“Physicians have a responsibility to become involved. There is growing evidence that interventions, at local and national levels, can reduce stigma and discrimination.”

The Canadian Medical Association, the Canadian Psychiatric Association, the Canadian Paediatric Society and the College of Family Physicians of Canada held a workshop in Toronto, September 23, 2010 to build a shared understanding among physicians about the sources of stigma in the health care system experienced by persons with a mental illness and to develop recommendations for action to end stigma and discrimination and achieve parity in health care.

A number of guest speakers made presentations about stigma and discrimination from various perspectives, and specific research findings pertaining to stigma and discrimination were also shared with the participants. Each presentation was followed by a question and answer sessions. The participants then joined break-out workshops to address the following issues:

– Physicians’ personal experience of stigma
– Physicians and their patients
– Physicians as a profession
– Physicians and the health care system

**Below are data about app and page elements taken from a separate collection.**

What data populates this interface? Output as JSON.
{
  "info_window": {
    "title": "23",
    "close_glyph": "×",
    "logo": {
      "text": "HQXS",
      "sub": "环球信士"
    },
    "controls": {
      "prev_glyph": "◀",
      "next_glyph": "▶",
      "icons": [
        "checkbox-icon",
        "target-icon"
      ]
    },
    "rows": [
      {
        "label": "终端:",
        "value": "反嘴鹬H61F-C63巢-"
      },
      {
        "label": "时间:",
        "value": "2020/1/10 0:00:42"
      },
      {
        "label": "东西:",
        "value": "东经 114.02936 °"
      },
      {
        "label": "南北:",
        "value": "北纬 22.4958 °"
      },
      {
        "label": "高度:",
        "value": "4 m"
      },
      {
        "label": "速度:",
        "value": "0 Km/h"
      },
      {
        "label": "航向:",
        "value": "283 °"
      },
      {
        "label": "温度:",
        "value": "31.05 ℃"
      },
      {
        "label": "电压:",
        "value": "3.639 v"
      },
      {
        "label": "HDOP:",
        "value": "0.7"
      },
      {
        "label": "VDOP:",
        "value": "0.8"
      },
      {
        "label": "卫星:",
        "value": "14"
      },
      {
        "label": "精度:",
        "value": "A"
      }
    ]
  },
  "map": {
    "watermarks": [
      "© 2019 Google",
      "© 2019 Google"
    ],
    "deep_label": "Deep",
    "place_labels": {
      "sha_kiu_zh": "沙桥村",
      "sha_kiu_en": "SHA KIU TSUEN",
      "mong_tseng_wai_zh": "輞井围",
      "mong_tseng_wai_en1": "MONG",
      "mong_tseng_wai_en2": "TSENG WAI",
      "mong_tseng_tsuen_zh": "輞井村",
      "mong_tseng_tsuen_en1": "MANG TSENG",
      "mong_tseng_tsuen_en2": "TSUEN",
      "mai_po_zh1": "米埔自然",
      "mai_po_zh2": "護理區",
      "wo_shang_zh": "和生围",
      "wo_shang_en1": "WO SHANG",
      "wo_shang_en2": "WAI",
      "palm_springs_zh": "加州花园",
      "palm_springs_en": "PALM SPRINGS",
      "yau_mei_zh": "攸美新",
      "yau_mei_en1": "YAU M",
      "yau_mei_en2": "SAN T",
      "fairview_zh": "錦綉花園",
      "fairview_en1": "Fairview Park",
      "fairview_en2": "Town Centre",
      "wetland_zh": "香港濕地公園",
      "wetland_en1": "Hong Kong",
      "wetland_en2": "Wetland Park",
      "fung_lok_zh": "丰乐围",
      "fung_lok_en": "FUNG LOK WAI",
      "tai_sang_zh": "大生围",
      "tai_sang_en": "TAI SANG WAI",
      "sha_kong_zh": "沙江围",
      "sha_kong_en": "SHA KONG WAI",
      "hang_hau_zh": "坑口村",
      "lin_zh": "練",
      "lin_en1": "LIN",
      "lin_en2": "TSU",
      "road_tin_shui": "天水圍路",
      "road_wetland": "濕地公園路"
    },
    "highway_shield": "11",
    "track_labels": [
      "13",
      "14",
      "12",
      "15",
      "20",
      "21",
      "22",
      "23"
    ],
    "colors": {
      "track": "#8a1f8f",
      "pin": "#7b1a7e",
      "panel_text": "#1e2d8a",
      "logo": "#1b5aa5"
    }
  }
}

Each break-out group discussed the following questions within the context of the workshop topic:
1. What are the best policies and practices that should be promulgated?
2. What are the educational needs for physicians, addressing both knowledge and behaviour?
3. What can individual physicians and the medical profession do to affect/cause change?
When the break-out groups concluded their discussions, each group reported back to plenary and the workshop was then adjourned.
The following report represents a summary/synthesis of the seven presentations along with the identification of ten major themes emerging from the breakout groups. A full copy of the Workshop Proceedings is available upon request. Biographies of the Workshop Presenters are enclosed as Appendix “A”.

Stigma Workshop Report 2010